OLBERMANN: Howard Fineman, great thanks as always. It should be noted that this night, like all nights, is not without controversy. There continue to be reports that the seconds have not been properly counted, particularly in the Central Time zone. And just today it was revealed on the nonpartisan internet news source, The Daily Kos, that the investigation has reached its tentacles all the way into the White House. Joining us now, Lawrence O'Donnell, who has been on top of this story from the start. Lawrence, when what was thought to be a small burglary mushroomed into the scandal we so fondly remember as Watergate, there was no idea that the President would be involved. Yet the parallels to our present crisis are striking, are they not? A President? A Republican? In the White House? And, this is remarkable, both with Republican Vice-Presidents.
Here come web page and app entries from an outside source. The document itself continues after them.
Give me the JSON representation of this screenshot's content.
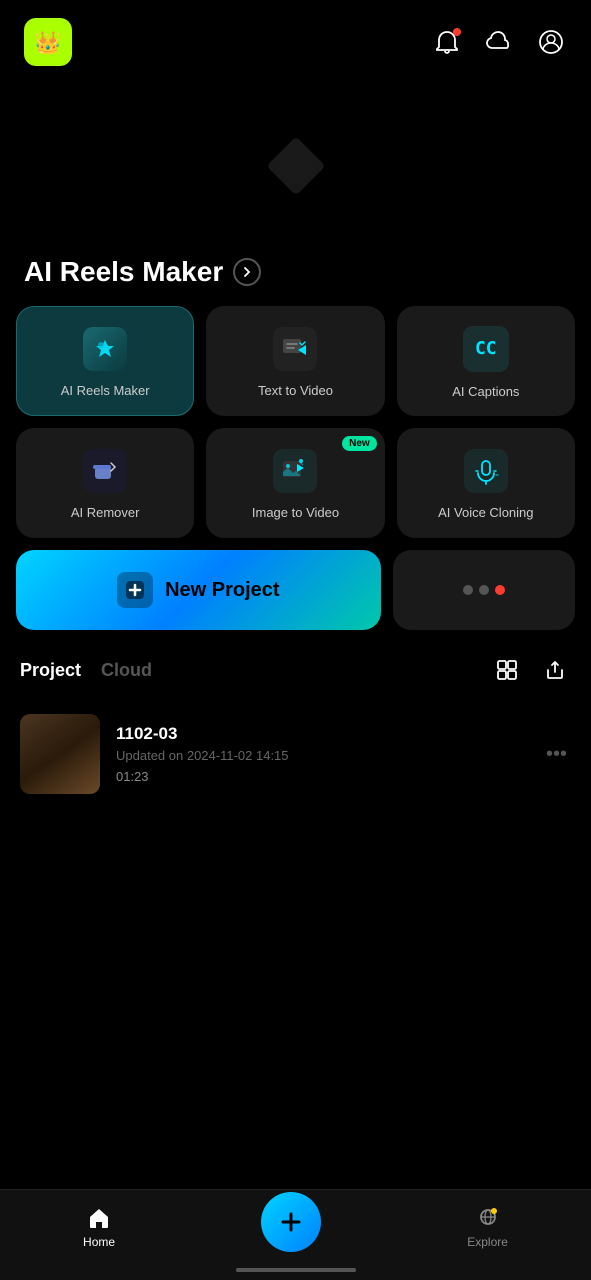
{
  "header": {
    "logo_alt": "App Logo"
  },
  "hero": {
    "icon_alt": "Diamond decoration"
  },
  "section": {
    "title": "AI Reels Maker",
    "arrow_label": "See more"
  },
  "tools": [
    {
      "id": "ai-reels-maker",
      "label": "AI Reels Maker",
      "active": true,
      "icon": "⚡",
      "icon_class": "icon-reels",
      "badge_new": false
    },
    {
      "id": "text-to-video",
      "label": "Text  to Video",
      "active": false,
      "icon": "✏️",
      "icon_class": "icon-text",
      "badge_new": false
    },
    {
      "id": "ai-captions",
      "label": "AI Captions",
      "active": false,
      "icon": "CC",
      "icon_class": "icon-captions",
      "badge_new": false
    },
    {
      "id": "ai-remover",
      "label": "AI Remover",
      "active": false,
      "icon": "🧹",
      "icon_class": "icon-remover",
      "badge_new": false
    },
    {
      "id": "image-to-video",
      "label": "Image to Video",
      "active": false,
      "icon": "🎬",
      "icon_class": "icon-image",
      "badge_new": true,
      "badge_text": "New"
    },
    {
      "id": "ai-voice-cloning",
      "label": "AI Voice Cloning",
      "active": false,
      "icon": "🎙️",
      "icon_class": "icon-voice",
      "badge_new": false
    }
  ],
  "new_project": {
    "label": "New Project"
  },
  "tabs": [
    {
      "id": "project",
      "label": "Project",
      "active": true
    },
    {
      "id": "cloud",
      "label": "Cloud",
      "active": false
    }
  ],
  "projects": [
    {
      "id": "proj1",
      "name": "1102-03",
      "updated": "Updated on 2024-11-02 14:15",
      "duration": "01:23"
    }
  ],
  "bottom_nav": [
    {
      "id": "home",
      "label": "Home",
      "active": true
    },
    {
      "id": "add",
      "label": "",
      "active": false
    },
    {
      "id": "explore",
      "label": "Explore",
      "active": false
    }
  ]
}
LAWRENCE O'DONNELL: You're absolutely right, Keith. There is no question that laws were broken here, and you will see the prosecutor issue multiple indictments--anywhere from three to five--before the year is over.
OLBERMANN: Thank you Lawrence. It appears we will have big news before that ball drops. And the dropping of the ball: it should be noted the irony, the great cosmic synergy that this event encapsulates. Our friend Craig Crawford is here. Craig, is it mere coincidence, or is there really a metaphysical significance, a meaning from the universe as it were, to the dropping of that ball tonight? Is there any way to avoid the inescapable conclusion that this descending orb, this falling sphere, really serves as a metaphor for George Bush, for his credibility, his approval ratings, and his overall intelligence?
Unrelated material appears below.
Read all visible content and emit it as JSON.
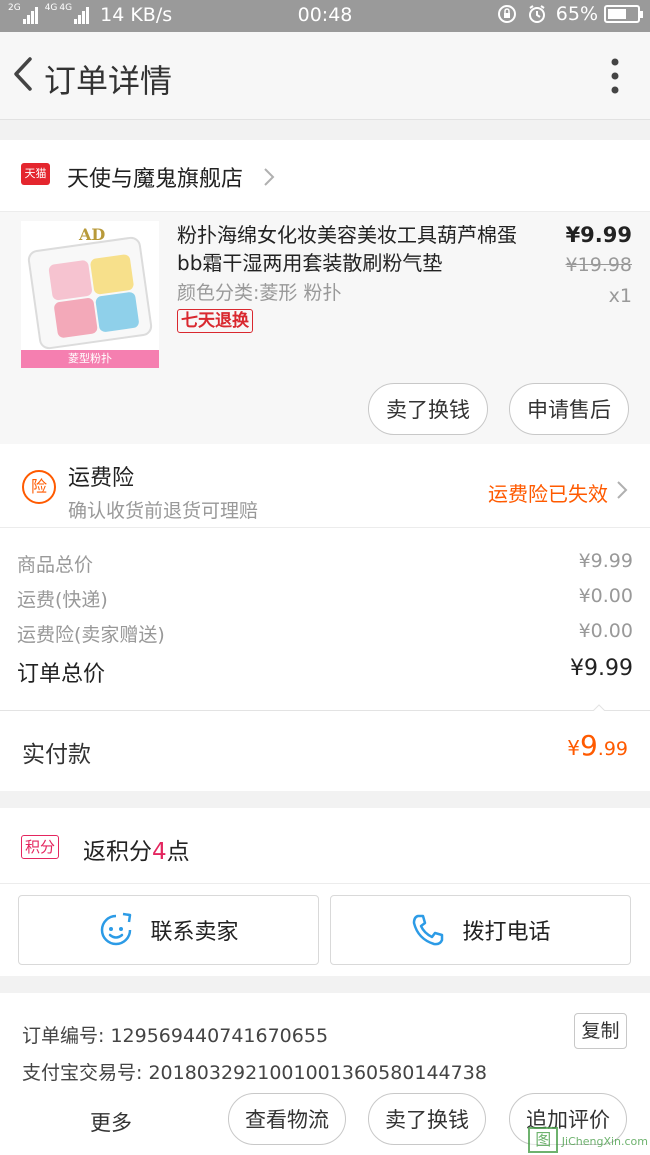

CRAIG CRAWFORD: Well Keith [chuckle], you have put your finger on it [giggle]. That ball really is George Bush [chortle] and when it hits bottom it's not going back up again [snicker].
OLBERMANN: Craig Crawford, great thanks as always for your insights. Despite the death and destruction that the administration has brought to the world, there is still, inexplicably, an odd air of cheerfulness in this corner of the world. To make sense out of it all, our cultural correspondent, Michael Musto, who is in Key West. Michael, a good evening to you. Is that champagne you're drinking?
MICHAEL MUSTO: Yeth it is, Keith.
OLBERMANN: There is no alcohol allowed here for the celebration tonight, so we are still drinking Kool-Aid. Yet despite the very real questions about individual rights, personal freedoms, and privacy that these restrictions invariably raise, the people here seem to be able to forget their misery and subjugation long enough to snatch a brief moment of happiness from their dour, underpaid lives.
MUSTO: It has to be residual merriment left over from last week, Keith.
OLBERMANN: Thanks again, Michael. The mention of the yuletide season brings us to this year's Worst Person in the World. Our winner is--who else?--Bill O'Reilly, for his made-up nonsense about a war against December 25th. You're going to hell, Bill, and even the holiday infant can't save you. But now, as you can see, the big moment is fast approaching. That ball has started its way down to mark the beginning of 2006, so we will take you to a taped replay of the best oddball videos of the past decade. This is Keith Olbermann, good night and good luck.